John E. Moore Sr., a 1955 graduate of the University of Dayton and a longtime leader in the Dayton community, died Jan. 7. He was 97.
Moore received an honorary Doctor of Humane Letters from the University of Dayton in 1998 and the UD Alumni Association Special Achievement Award in 1989. Among his other awards were the Department of the Air Force Exceptional Civilian Service Award (the highest distinction to be bestowed upon a civilian by the U.S. Air Force) and the Montgomery County Citizen of the Year Award.
He earned a degree in management by taking nine years of night classes from UD after returning home from World War II. Moore served in the U.S. Army, where he earned the rank of corporal with the 2261st Quartermaster Trucking Company in Bangladesh. In 1960, he was named the first equal employment opportunity officer at Wright-Patterson Air Force Base in Dayton, and he pushed for equity and inclusion throughout his career. Moore retired in 1979 as chief of civilian personnel at Wright-Patterson Air Force Base.
“I’ve got some skin in the game.”
Moore was born Jan. 11, 1923, to Ausro and Gertha Jones Moore in Birmingham, Alabama. His family moved to Dayton when he was a year old. “I’ve got some skin in the game,” Moore said in 2010 in an article for The Dayton Foundation, where he was a volunteer leader for more than 40 years. “My faith makes me open to sharing. Giving provides me an opportunity to practice my faith.” Moore was a past governing board chair of the foundation, one of his many leadership roles in organizations from The Job Center to the United Way to Sinclair Community College. Moore also championed diversity as a community strength and was a leader in the Commission on Minority Inclusion and the Minority Economic Development Council, among others. (Click to read a tribute by The Dayton Foundation.)
Bob Daley ’55, former chair of the Golden Flyers for the UD Alumni Association and retired communications director for the Kettering Foundation, said Moore had a quiet presence that allowed people to listen intently when he proposed solutions to community challenges. “John could see things that needed to be done in the community, and he started them,” Daley said.
“John could see things that needed to be done in the community, and he started them.”
University of Dayton President Eric F. Spina said Moore’s good work extended to his alma mater.

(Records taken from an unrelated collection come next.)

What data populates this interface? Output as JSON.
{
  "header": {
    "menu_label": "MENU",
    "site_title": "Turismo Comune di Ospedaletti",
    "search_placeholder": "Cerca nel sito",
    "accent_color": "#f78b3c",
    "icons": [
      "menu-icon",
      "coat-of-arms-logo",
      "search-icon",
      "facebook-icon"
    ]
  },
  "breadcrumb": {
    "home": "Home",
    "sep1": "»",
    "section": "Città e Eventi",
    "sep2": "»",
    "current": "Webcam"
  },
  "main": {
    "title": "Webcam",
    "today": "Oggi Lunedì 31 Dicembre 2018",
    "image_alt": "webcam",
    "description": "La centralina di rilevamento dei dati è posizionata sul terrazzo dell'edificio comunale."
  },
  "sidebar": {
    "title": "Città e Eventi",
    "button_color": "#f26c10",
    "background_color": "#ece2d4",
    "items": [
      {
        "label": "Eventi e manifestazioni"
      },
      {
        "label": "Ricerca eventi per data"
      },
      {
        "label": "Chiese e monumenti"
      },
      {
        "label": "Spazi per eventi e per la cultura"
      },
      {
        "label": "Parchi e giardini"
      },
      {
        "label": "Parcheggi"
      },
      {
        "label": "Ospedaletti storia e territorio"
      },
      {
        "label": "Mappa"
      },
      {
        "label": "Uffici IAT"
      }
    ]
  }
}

“John was a very good friend to the University of Dayton and an informal adviser to multiple UD presidents, including me,” Spina said. “Beyond his passion and care for Dayton, John’s gentle nature, kindness, and earned wisdom made him a pure delight to be around. He will be sorely missed.”

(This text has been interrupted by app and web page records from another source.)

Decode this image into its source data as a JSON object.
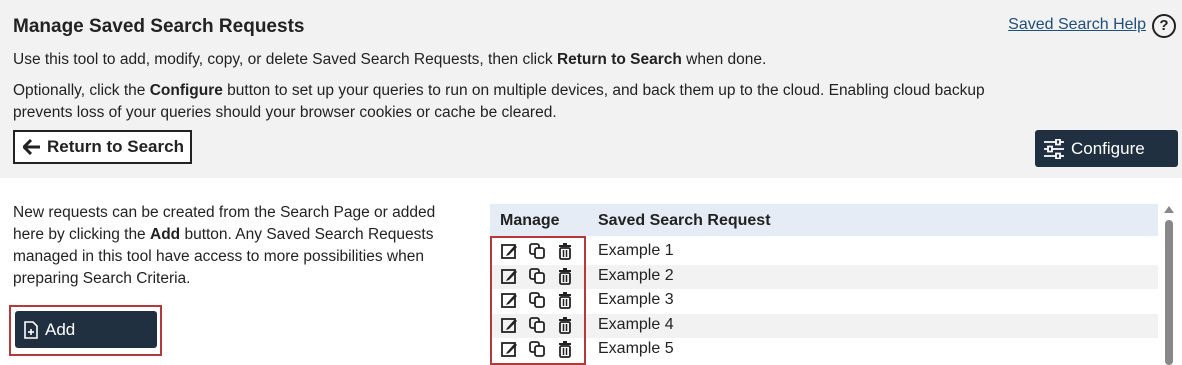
{
  "header": {
    "title": "Manage Saved Search Requests",
    "help_link": "Saved Search Help",
    "help_icon": "?",
    "intro_pre": "Use this tool to add, modify, copy, or delete Saved Search Requests, then click ",
    "intro_bold": "Return to Search",
    "intro_post": " when done.",
    "opt_pre": "Optionally, click the ",
    "opt_bold": "Configure",
    "opt_post": " button to set up your queries to run on multiple devices, and back them up to the cloud. Enabling cloud backup",
    "opt_line2": "prevents loss of your queries should your browser cookies or cache be cleared.",
    "return_label": "Return to Search",
    "configure_label": "Configure"
  },
  "left": {
    "text_pre": "New requests can be created from the Search Page or added here by clicking the ",
    "text_bold": "Add",
    "text_post": " button. Any Saved Search Requests managed in this tool have access to more possibilities when preparing Search Criteria.",
    "add_label": "Add"
  },
  "table": {
    "col_manage": "Manage",
    "col_name": "Saved Search Request",
    "rows": [
      {
        "name": "Example 1"
      },
      {
        "name": "Example 2"
      },
      {
        "name": "Example 3"
      },
      {
        "name": "Example 4"
      },
      {
        "name": "Example 5"
      }
    ]
  },
  "icons": {
    "return": "arrow-left-icon",
    "configure": "sliders-icon",
    "add": "add-file-icon",
    "edit": "edit-icon",
    "copy": "copy-icon",
    "delete": "trash-icon"
  },
  "colors": {
    "primary_button": "#203040",
    "highlight_border": "#b33a3a",
    "header_bg": "#f2f2f2",
    "table_header_bg": "#e6ecf5",
    "link": "#1f4e79"
  }
}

“John’s gentle nature, kindness, and earned wisdom made him a pure delight to be around.”
Moore is preceded in death by his wife, Hester. He is survived by son John Moore Jr. and daughter-in-law Debra Plousha-Moore ’89, a member of the University of Dayton board of trustees; his daughter, Joyce Ard; and four grandchildren, including John E. “Chip” Moore III '98 and Phillip Plousha Moore '99.